when you got talking about 'drilling' a smallish diameter hole down into a bedrock pocket to make a wicking ribbon that you could then plant a tree on it got me thinking.... I'm planing on jetting a well in yard soon, and to do that the easy way you take a 2" diameter PVC pipe and hook a hose to one end and cut teeth into the other end. Turn the hose on and start digging (the teeth loosen the soil and the water transports it to the surface (around the pipe)). Now of course in the desert there isnt a lot water so one could use air instead with some modifications to pipe diameters to ensure that the sand would semi reliably create a complete meniscus allowing the air to create a bubble and push the sand to the surface. Once you have the PVC pipe down to the bedrock, you would fill it with your organic matter and then remove the pipe, leaving a 2" diameter wicking column.

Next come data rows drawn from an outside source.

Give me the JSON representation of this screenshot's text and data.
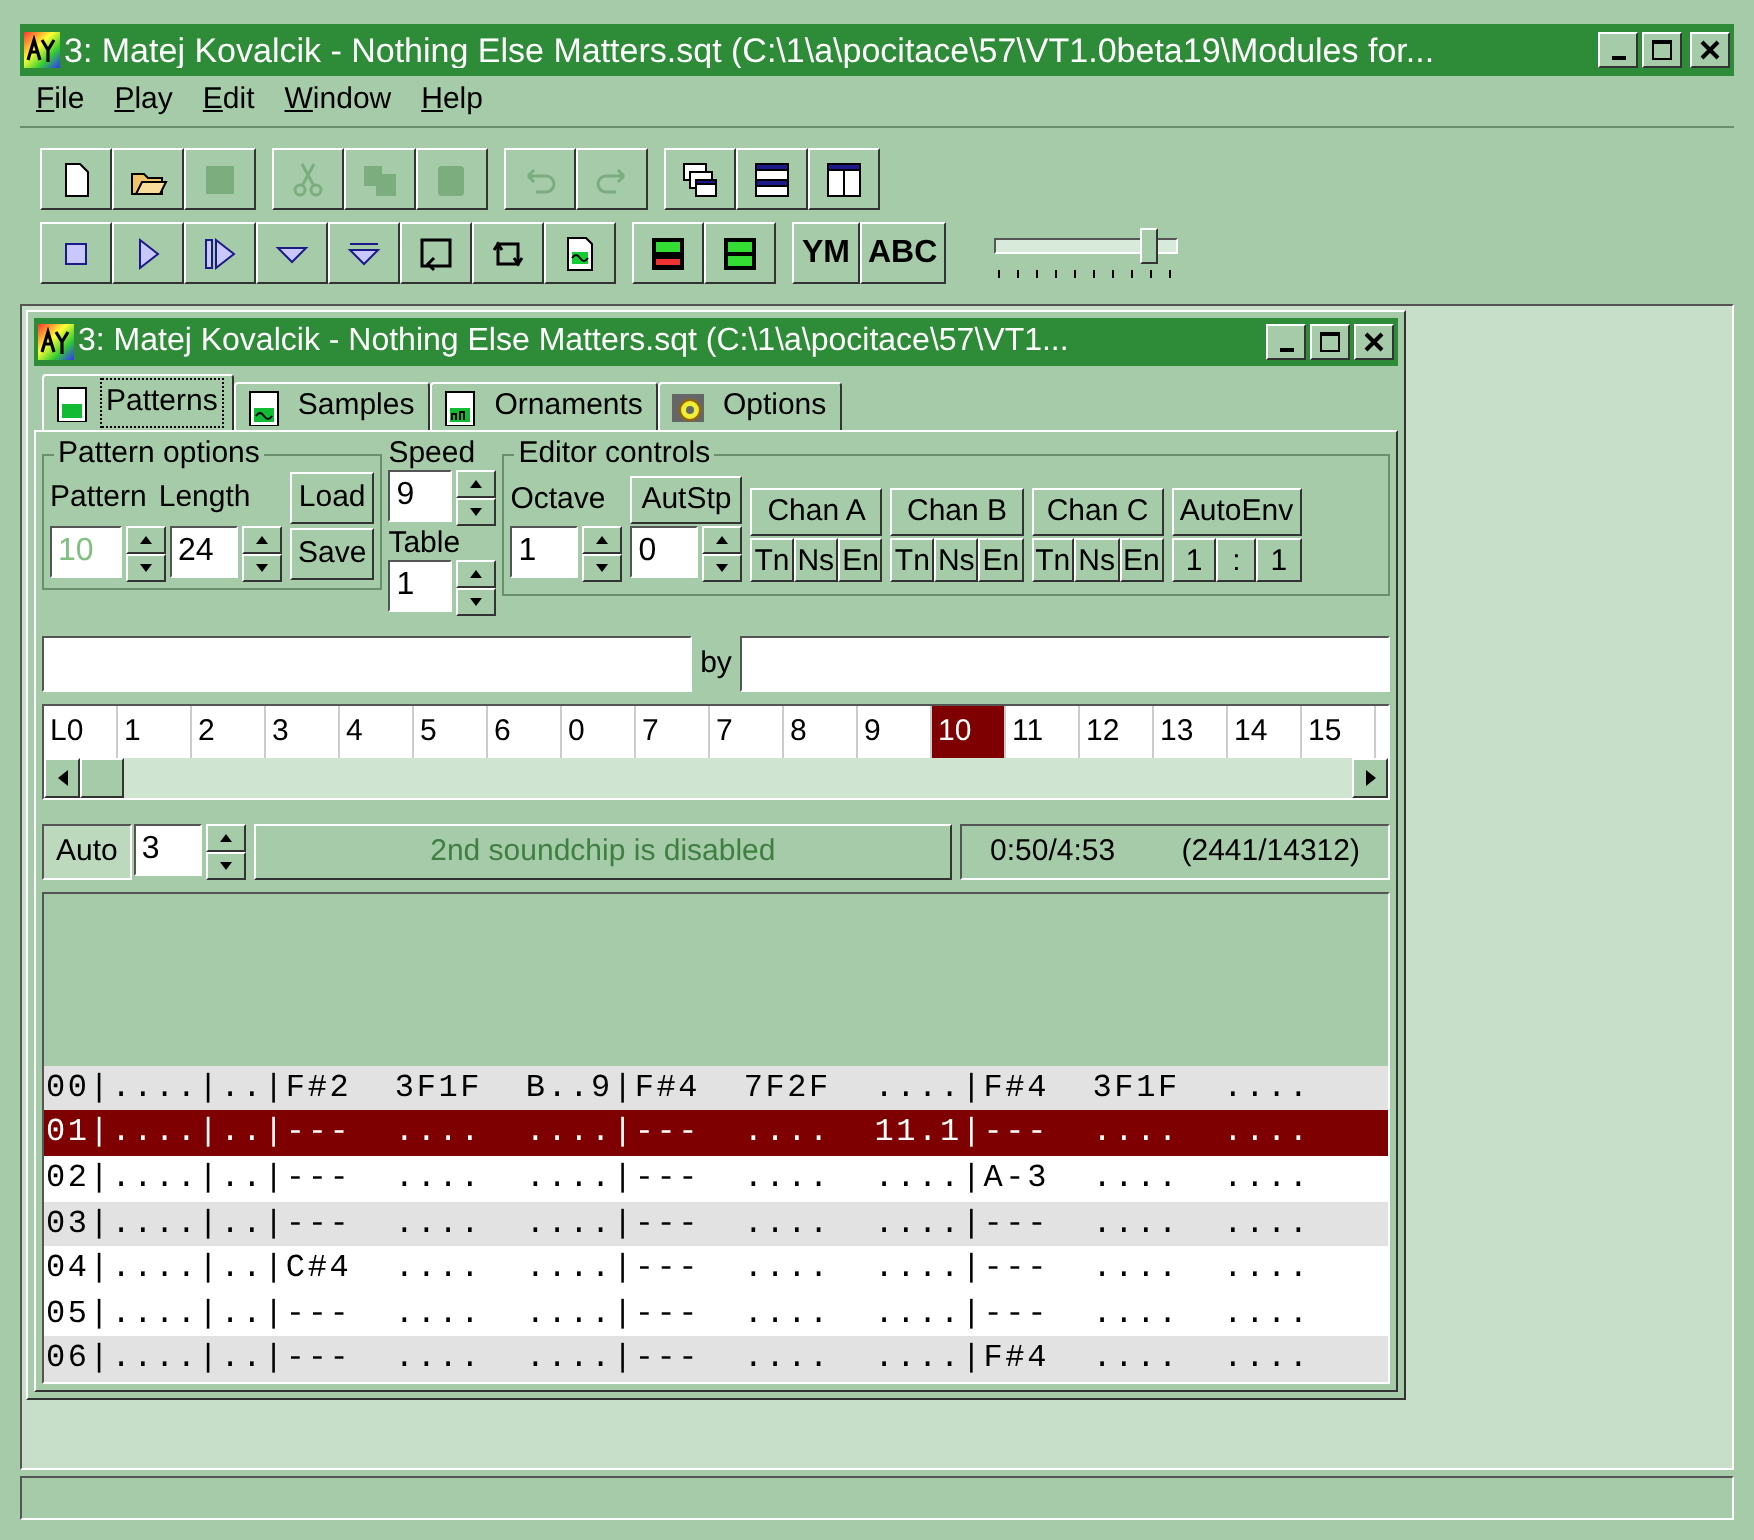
{
  "window": {
    "title": "3: Matej Kovalcik - Nothing Else Matters.sqt (C:\\1\\a\\pocitace\\57\\VT1.0beta19\\Modules for..."
  },
  "menu": [
    "File",
    "Play",
    "Edit",
    "Window",
    "Help"
  ],
  "toolbar_rows": [
    [
      [
        {
          "kind": "new",
          "disabled": false
        },
        {
          "kind": "open",
          "disabled": false
        },
        {
          "kind": "save",
          "disabled": true
        }
      ],
      [
        {
          "kind": "cut",
          "disabled": true
        },
        {
          "kind": "copy",
          "disabled": true
        },
        {
          "kind": "paste",
          "disabled": true
        }
      ],
      [
        {
          "kind": "undo",
          "disabled": true
        },
        {
          "kind": "redo",
          "disabled": true
        }
      ],
      [
        {
          "kind": "cascade",
          "disabled": false
        },
        {
          "kind": "tile_h",
          "disabled": false
        },
        {
          "kind": "tile_v",
          "disabled": false
        }
      ]
    ],
    [
      [
        {
          "kind": "stop",
          "disabled": false
        },
        {
          "kind": "play",
          "disabled": false
        },
        {
          "kind": "play_pattern",
          "disabled": false
        },
        {
          "kind": "down",
          "disabled": false
        },
        {
          "kind": "down_all",
          "disabled": false
        },
        {
          "kind": "loop",
          "disabled": false
        },
        {
          "kind": "loop_all",
          "disabled": false
        },
        {
          "kind": "wave",
          "disabled": false
        }
      ],
      [
        {
          "kind": "ab",
          "disabled": false
        },
        {
          "kind": "cn",
          "disabled": false
        }
      ],
      [
        {
          "kind": "text",
          "label": "YM",
          "disabled": false
        },
        {
          "kind": "text",
          "label": "ABC",
          "disabled": false
        }
      ]
    ]
  ],
  "volume_slider": {
    "level": 0.9
  },
  "child": {
    "title": "3: Matej Kovalcik - Nothing Else Matters.sqt (C:\\1\\a\\pocitace\\57\\VT1...",
    "tabs": [
      {
        "label": "Patterns",
        "selected": true,
        "kind": "patterns"
      },
      {
        "label": "Samples",
        "selected": false,
        "kind": "samples"
      },
      {
        "label": "Ornaments",
        "selected": false,
        "kind": "ornaments"
      },
      {
        "label": "Options",
        "selected": false,
        "kind": "options"
      }
    ],
    "pattern_options": {
      "title": "Pattern options",
      "pattern_label": "Pattern",
      "length_label": "Length",
      "pattern_value": "10",
      "pattern_disabled": true,
      "length_value": "24",
      "load": "Load",
      "save": "Save"
    },
    "speed": {
      "label": "Speed",
      "value": "9"
    },
    "table": {
      "label": "Table",
      "value": "1"
    },
    "editor_controls": {
      "title": "Editor controls",
      "octave_label": "Octave",
      "octave_value": "1",
      "autostep_label": "AutStp",
      "autostep_value": "0",
      "channels": [
        {
          "label": "Chan A",
          "toggles": [
            "Tn",
            "Ns",
            "En"
          ]
        },
        {
          "label": "Chan B",
          "toggles": [
            "Tn",
            "Ns",
            "En"
          ]
        },
        {
          "label": "Chan C",
          "toggles": [
            "Tn",
            "Ns",
            "En"
          ]
        }
      ],
      "autoenv": {
        "label": "AutoEnv",
        "values": [
          "1",
          ":",
          "1"
        ]
      }
    },
    "by_label": "by",
    "positions": [
      {
        "label": "L0",
        "selected": false
      },
      {
        "label": "1",
        "selected": false
      },
      {
        "label": "2",
        "selected": false
      },
      {
        "label": "3",
        "selected": false
      },
      {
        "label": "4",
        "selected": false
      },
      {
        "label": "5",
        "selected": false
      },
      {
        "label": "6",
        "selected": false
      },
      {
        "label": "0",
        "selected": false
      },
      {
        "label": "7",
        "selected": false
      },
      {
        "label": "7",
        "selected": false
      },
      {
        "label": "8",
        "selected": false
      },
      {
        "label": "9",
        "selected": false
      },
      {
        "label": "10",
        "selected": true
      },
      {
        "label": "11",
        "selected": false
      },
      {
        "label": "12",
        "selected": false
      },
      {
        "label": "13",
        "selected": false
      },
      {
        "label": "14",
        "selected": false
      },
      {
        "label": "15",
        "selected": false
      }
    ],
    "auto": {
      "label": "Auto",
      "on": true,
      "value": "3"
    },
    "chip_status": {
      "text": "2nd soundchip is disabled",
      "disabled": true
    },
    "time": "0:50/4:53",
    "ticks": "(2441/14312)",
    "pattern_rows": [
      {
        "text": "00|....|..|F#2  3F1F  B..9|F#4  7F2F  ....|F#4  3F1F  ....",
        "selected": false,
        "highlighted": true
      },
      {
        "text": "01|....|..|---  ....  ....|---  ....  11.1|---  ....  ....",
        "selected": true,
        "highlighted": false
      },
      {
        "text": "02|....|..|---  ....  ....|---  ....  ....|A-3  ....  ....",
        "selected": false,
        "highlighted": false
      },
      {
        "text": "03|....|..|---  ....  ....|---  ....  ....|---  ....  ....",
        "selected": false,
        "highlighted": true
      },
      {
        "text": "04|....|..|C#4  ....  ....|---  ....  ....|---  ....  ....",
        "selected": false,
        "highlighted": false
      },
      {
        "text": "05|....|..|---  ....  ....|---  ....  ....|---  ....  ....",
        "selected": false,
        "highlighted": false
      },
      {
        "text": "06|....|..|---  ....  ....|---  ....  ....|F#4  ....  ....",
        "selected": false,
        "highlighted": true
      }
    ]
  }
}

Paul / Owen if this sounds like some thing that you want to pursue let me know and I'll work on the details and get model made.
Yeah... I dont know why I got moved here. I posted it on what I thought was the show discussion for the 'greening the Sahara' podcast episode. If you or anyone knows how to get it back there please let me know what to do. I was attempting to offer Paul / Owen my abilities in developing a method of digging a long narrow hole, to accomplish what Paul was talking about in his podcast.
I didn't hear the podcast but I am downloading it now. The idea is intriguing.
I have watched videos of jetting a well, and if I recall correctly it has a depth limit of 10-12 feet, probably determined by the volume and velocity of the water. I am curious what type of organic matter would be used for the wicking. I am thinking of a mix of sterilized compost and sawdust. Sterilized so you don't introduce bacteria to the water table. In my theory the tree would send down a taproot/feeder root through the most fertile substance and when that food was exhausted it would send out feeder roots through the normal topsoil zone resulting in a drought tolerant deep taprooted tree.
The Greenhouse of the Future ebook by Francis Gendron